• What you need to do
Lines containing the word "Accounts" in the data below: say how many, with no other text.

Data excerpts:
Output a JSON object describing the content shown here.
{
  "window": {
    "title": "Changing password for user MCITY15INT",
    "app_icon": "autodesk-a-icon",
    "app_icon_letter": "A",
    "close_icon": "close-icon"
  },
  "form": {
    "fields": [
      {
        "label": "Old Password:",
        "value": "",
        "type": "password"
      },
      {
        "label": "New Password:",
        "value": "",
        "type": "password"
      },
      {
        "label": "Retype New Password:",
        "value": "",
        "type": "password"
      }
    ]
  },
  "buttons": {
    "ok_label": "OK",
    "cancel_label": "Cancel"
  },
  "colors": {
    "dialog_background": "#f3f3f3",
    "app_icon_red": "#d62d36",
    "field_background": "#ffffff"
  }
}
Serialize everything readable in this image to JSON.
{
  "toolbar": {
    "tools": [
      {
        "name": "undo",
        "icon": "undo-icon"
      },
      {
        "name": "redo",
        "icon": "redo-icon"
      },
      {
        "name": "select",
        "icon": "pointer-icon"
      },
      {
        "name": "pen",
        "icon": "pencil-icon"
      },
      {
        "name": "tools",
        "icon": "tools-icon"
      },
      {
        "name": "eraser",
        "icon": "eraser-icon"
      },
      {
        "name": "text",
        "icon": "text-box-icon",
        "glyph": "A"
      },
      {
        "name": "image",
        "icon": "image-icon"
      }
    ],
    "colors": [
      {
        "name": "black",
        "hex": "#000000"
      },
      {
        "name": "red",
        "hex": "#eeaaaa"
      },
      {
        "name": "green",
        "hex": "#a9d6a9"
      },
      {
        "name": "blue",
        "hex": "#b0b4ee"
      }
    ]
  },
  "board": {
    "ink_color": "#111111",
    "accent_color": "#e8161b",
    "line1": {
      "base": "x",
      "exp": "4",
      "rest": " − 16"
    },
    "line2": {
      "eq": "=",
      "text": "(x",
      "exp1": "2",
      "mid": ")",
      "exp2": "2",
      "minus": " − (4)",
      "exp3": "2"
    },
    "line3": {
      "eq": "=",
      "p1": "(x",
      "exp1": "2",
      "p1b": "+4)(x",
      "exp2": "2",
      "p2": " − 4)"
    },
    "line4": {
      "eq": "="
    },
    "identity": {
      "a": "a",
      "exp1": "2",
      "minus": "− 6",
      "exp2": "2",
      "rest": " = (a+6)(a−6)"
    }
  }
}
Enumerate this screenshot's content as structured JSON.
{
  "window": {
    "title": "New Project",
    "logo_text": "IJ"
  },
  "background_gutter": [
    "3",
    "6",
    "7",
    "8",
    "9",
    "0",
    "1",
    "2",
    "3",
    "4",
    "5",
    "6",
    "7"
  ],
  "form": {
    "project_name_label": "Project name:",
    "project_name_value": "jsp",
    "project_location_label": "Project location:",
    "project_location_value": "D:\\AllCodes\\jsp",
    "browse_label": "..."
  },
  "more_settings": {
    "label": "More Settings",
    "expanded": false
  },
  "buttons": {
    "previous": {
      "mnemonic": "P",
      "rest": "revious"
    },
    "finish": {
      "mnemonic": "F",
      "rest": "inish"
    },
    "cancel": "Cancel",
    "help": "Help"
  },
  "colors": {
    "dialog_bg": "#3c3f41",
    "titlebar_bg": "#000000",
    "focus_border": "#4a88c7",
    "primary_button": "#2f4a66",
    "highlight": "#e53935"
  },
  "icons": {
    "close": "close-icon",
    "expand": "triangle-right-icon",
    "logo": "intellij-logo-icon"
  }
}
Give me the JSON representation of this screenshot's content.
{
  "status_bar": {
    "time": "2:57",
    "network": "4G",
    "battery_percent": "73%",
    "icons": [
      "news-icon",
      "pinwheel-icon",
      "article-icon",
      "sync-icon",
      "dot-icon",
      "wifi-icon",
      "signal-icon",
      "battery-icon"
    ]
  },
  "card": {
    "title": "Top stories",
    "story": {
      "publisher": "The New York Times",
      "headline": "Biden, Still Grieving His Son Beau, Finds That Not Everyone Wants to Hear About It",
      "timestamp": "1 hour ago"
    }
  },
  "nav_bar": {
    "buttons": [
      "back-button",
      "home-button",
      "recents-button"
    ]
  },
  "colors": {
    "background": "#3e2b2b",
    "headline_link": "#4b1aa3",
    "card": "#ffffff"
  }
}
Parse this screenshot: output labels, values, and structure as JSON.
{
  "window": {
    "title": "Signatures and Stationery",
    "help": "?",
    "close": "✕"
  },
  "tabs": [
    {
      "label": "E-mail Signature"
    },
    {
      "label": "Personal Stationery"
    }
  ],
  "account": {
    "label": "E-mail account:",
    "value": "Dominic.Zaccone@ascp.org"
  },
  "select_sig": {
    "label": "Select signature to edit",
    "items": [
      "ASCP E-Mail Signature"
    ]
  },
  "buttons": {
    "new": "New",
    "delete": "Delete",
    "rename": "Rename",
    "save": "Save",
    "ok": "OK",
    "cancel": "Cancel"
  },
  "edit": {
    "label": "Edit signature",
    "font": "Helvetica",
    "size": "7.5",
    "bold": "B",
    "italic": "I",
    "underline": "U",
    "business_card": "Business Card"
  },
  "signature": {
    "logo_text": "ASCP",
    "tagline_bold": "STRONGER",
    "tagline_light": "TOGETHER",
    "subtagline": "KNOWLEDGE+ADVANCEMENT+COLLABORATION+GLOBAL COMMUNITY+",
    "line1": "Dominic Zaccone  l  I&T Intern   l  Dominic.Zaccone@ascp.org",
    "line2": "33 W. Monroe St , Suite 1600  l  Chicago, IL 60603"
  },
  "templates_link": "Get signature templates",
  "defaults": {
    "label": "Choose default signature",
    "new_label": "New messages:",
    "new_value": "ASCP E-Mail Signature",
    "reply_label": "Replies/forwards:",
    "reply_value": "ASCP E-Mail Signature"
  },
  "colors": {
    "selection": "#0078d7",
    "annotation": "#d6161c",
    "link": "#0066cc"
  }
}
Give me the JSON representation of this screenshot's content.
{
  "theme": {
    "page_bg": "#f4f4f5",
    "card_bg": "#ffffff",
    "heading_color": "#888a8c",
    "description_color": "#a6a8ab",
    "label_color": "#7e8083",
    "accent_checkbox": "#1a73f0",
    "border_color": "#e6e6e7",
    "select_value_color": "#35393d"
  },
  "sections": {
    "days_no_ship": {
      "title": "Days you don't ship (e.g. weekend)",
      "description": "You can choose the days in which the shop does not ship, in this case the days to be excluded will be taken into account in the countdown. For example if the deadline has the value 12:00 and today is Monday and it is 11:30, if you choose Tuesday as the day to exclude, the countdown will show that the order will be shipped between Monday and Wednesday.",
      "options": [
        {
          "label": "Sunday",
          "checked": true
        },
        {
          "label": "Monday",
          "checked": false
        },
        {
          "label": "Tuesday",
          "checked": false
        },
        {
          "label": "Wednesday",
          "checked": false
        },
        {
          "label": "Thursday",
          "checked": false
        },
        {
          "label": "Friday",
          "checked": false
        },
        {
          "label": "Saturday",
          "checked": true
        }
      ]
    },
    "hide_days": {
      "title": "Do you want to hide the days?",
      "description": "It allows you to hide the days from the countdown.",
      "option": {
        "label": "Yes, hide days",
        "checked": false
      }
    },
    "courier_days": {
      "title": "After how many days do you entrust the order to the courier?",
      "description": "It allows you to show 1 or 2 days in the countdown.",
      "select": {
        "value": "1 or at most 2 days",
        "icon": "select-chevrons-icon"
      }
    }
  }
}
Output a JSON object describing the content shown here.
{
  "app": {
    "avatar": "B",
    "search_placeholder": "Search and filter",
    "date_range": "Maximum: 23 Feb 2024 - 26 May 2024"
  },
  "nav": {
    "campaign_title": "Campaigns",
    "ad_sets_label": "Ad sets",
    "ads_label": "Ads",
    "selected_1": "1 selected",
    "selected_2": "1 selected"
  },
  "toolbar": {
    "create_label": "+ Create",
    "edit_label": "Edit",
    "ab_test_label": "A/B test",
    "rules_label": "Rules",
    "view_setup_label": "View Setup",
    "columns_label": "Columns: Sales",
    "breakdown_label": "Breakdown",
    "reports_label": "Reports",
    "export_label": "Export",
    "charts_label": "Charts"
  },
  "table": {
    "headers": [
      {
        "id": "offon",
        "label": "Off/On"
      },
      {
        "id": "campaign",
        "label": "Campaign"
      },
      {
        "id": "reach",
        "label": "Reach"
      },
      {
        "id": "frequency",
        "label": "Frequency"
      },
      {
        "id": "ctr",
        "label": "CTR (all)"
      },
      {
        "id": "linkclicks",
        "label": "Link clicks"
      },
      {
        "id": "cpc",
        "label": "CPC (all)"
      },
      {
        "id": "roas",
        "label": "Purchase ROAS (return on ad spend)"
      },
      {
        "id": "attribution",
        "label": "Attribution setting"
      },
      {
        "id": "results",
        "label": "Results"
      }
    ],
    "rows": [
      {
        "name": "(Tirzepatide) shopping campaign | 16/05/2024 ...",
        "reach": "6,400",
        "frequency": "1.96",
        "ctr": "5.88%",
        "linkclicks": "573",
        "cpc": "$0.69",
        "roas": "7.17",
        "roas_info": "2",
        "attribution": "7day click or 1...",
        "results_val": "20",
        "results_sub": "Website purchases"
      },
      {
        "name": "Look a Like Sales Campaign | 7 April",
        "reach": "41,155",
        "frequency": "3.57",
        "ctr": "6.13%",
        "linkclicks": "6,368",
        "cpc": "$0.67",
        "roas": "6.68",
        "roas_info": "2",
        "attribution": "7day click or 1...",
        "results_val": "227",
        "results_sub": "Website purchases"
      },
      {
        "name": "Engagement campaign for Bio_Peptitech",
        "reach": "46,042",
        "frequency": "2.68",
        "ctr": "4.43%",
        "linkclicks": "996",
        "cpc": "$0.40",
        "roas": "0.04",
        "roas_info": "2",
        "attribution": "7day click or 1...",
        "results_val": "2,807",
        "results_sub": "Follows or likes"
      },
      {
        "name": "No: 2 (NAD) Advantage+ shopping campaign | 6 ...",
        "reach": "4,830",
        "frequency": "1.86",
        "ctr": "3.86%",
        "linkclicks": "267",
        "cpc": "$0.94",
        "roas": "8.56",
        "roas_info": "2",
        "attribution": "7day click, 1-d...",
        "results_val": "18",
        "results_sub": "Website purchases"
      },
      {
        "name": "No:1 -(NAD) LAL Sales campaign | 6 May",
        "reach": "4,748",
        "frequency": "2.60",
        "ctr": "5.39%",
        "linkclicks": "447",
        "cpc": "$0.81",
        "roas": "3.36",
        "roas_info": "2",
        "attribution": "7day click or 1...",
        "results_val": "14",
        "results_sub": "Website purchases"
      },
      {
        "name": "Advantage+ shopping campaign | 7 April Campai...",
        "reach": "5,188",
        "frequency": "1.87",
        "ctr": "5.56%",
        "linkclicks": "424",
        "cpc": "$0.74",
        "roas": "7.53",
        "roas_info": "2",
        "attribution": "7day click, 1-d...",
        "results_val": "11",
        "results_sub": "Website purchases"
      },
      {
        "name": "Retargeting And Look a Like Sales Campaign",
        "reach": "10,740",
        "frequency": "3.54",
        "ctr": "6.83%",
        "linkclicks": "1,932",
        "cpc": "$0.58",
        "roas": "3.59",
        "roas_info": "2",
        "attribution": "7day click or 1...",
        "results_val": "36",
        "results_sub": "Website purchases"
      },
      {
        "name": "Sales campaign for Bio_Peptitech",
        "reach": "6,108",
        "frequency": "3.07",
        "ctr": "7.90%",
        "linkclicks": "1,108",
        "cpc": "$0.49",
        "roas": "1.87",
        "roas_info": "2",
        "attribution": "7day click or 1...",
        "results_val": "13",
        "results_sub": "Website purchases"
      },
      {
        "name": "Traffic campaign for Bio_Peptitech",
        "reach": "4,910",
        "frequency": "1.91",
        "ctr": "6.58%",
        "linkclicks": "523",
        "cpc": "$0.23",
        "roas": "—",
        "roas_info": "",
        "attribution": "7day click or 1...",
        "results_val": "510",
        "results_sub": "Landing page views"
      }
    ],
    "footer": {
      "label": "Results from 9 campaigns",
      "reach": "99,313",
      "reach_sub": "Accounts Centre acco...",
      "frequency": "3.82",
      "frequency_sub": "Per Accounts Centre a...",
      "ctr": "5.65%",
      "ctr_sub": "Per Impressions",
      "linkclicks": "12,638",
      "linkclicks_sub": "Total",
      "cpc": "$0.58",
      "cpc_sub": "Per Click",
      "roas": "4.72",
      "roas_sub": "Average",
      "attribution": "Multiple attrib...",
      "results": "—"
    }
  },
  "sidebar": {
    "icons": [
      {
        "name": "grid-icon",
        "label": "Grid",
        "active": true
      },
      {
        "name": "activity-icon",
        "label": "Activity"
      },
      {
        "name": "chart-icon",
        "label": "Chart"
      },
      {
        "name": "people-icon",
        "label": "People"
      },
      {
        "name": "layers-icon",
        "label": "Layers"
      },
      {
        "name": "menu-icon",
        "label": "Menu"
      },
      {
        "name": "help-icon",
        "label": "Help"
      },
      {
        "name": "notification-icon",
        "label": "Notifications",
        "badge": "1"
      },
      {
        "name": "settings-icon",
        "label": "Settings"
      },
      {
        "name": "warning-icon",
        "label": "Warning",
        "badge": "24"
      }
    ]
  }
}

• Task answer
2